It’s one of the most successful growing trends in online marketing, and yet it’s still a question we get asked more than any other at SaleCycle – Are basket abandonment emails legal?
We caught up with esteemed solicitor, Stephen Groom, Deputy Chair of Privacy and Data Law Group at Osborne Clarke, to blow away some of the myths and get to the bottom of the legalities of the process.
Let’s start with a little about yourself Stephen – Thomson Reuters described you as a ‘Super Lawyer’… Apart from wearing a cape, how did you come to be held in such glowing terms?
I’m really not sure, but it wasn’t through wearing my underwear outside.
That’s reassuring. Let’s cut to the chase on re-marketing law. Many brands want to work to the ‘soft opt-in’ principal for retargeting emails – what’s your take on it?
Soft opt-in (strangely so-called as it’s actually an opt-out solution) is perfectly legal in the UK if the rules are followed i.e. (1) email address captured by online seller during the (subsequently abandoned) purchase process (2) (almost) customer told of future use by seller to promote seller’s “similar” products unless (almost) customer opts out (3) (almost) customer doesn’t opt out (4) all subsequent emails also include an opt out.
This will also comply with the Advertising Standards Authority-enforced CAP Code, which is a good thing as all UK marketers must comply with this as well as the law.
What are the considerations for brands who want to roll-out a basket abandonment programme across the rest of Europe?
Sadly, although you might have expected Brussels to have got its act together on this by now, the situation is not harmonised so you are likely to have to go through more hoops elsewhere in Europe.
‘Big Data’ is something of a buzz phrase in the industry and the moment – what advice do you have for brands to ensure they stay on top of data protection laws?
Don’t tell anyone, but in the world of direct marketing, “data” has been quite “big” for a fair old time.

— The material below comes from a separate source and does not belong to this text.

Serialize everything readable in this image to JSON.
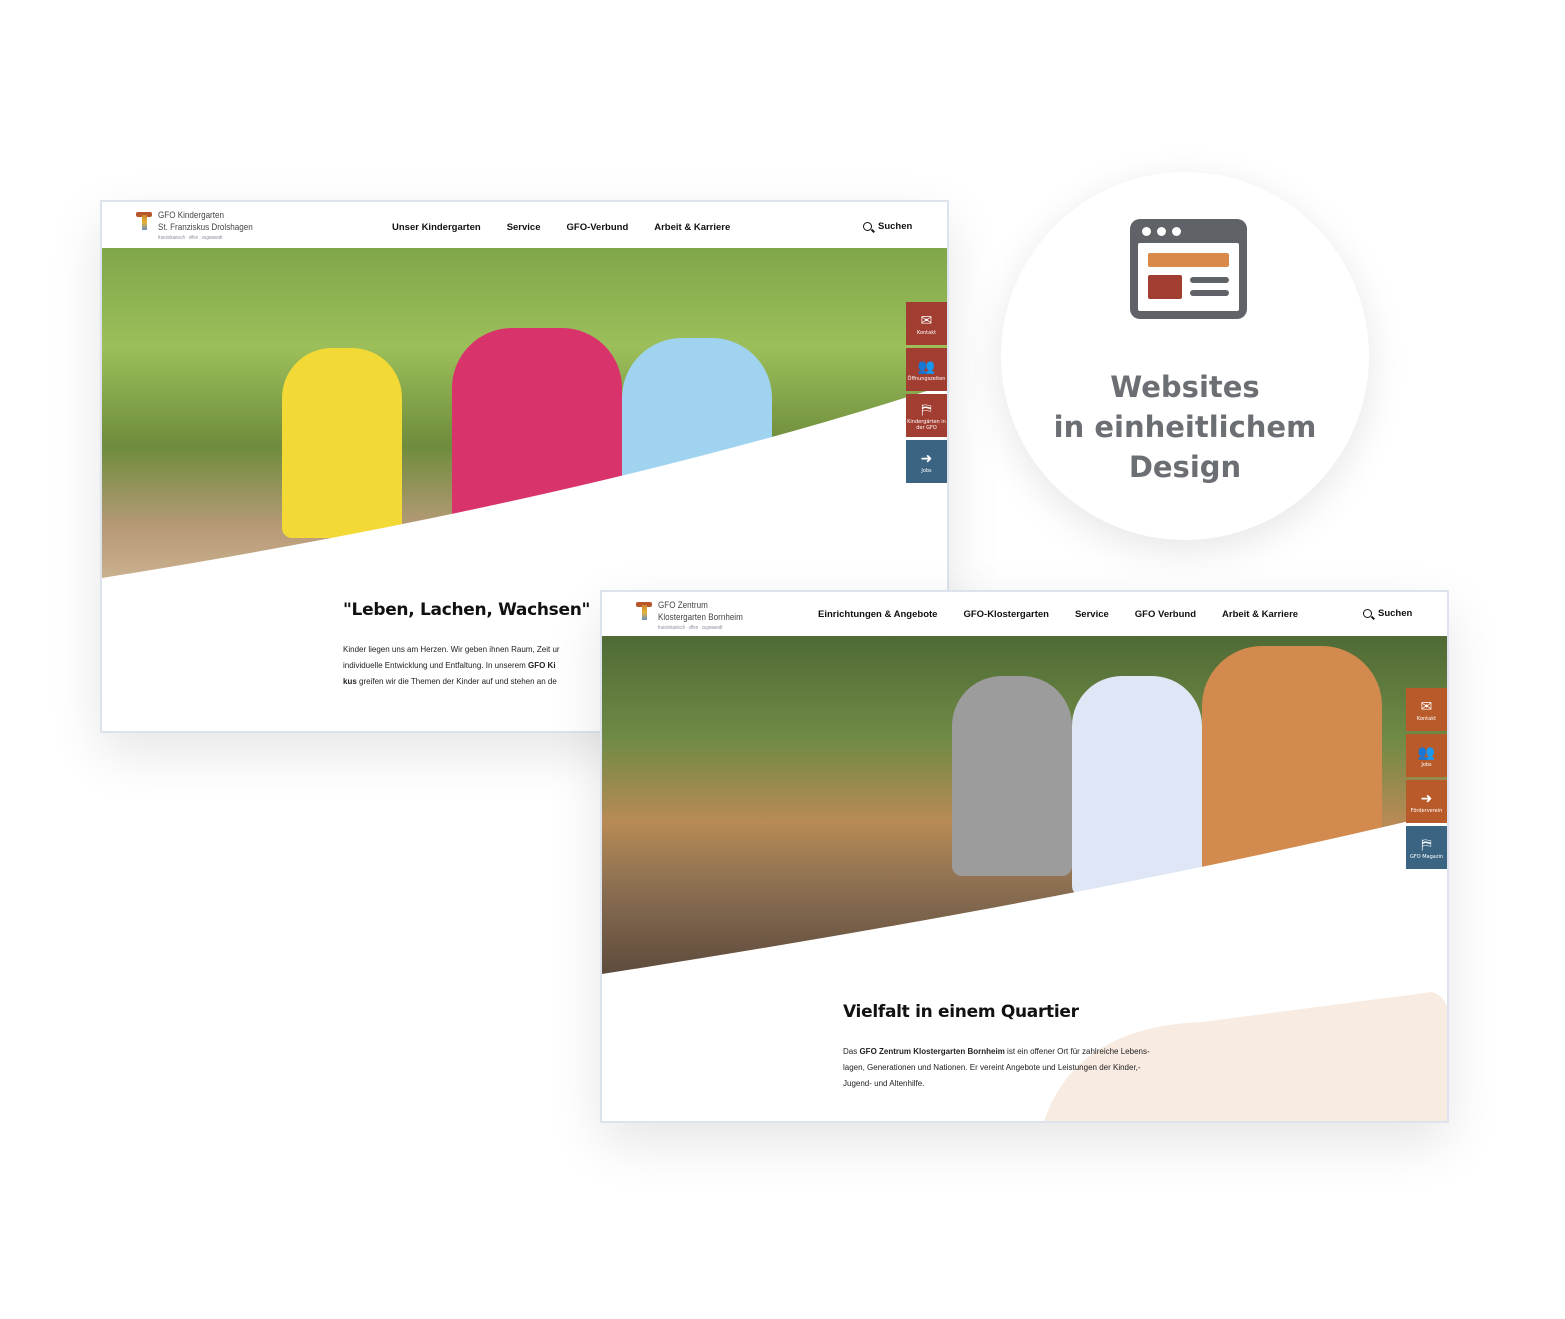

The same data protection laws apply of course, whatever the data volume, but perhaps the biggest threat comes from the so-called “purpose limitation” rule.
The more data that is out there, the greater the temptation to use it for purposes that differ from those disclosed on first data capture. It’s fine if the further use is “compatible” with the originally disclosed one, but as recent pronouncements from the regulators underline, a fairly narrow view is likely to be taken on what “compatibility” looks like. So take care (and of course advice from experts).
If you had a crystal ball, what might 12 months in the future look like in terms of online marketing law?
More enforcement by the regulators and more significant fines if recent developments are anything to go by, but no major changes in the law just yet. That’s because EU data privacy law reforms are still going through the tortuous Brussels law-making process and unlikely to come out the other end until early 2014 at the earliest. Even then, there’s a lead time of two years.
One thing’s certain even now though. With stricter rules on consent, profiling and transparency plus tougher penalties to name but a few, life will not be getting easier for marketers under the new regime. So make hay while the sun shines!
And finally… Any favourite brands you like to shop online with yourself?
I’m into my music, so probably Spotify and Songkick!
A big thank you to Stephen for his time.
For examples of brands sending basket abandonment emails across the globe, click here >>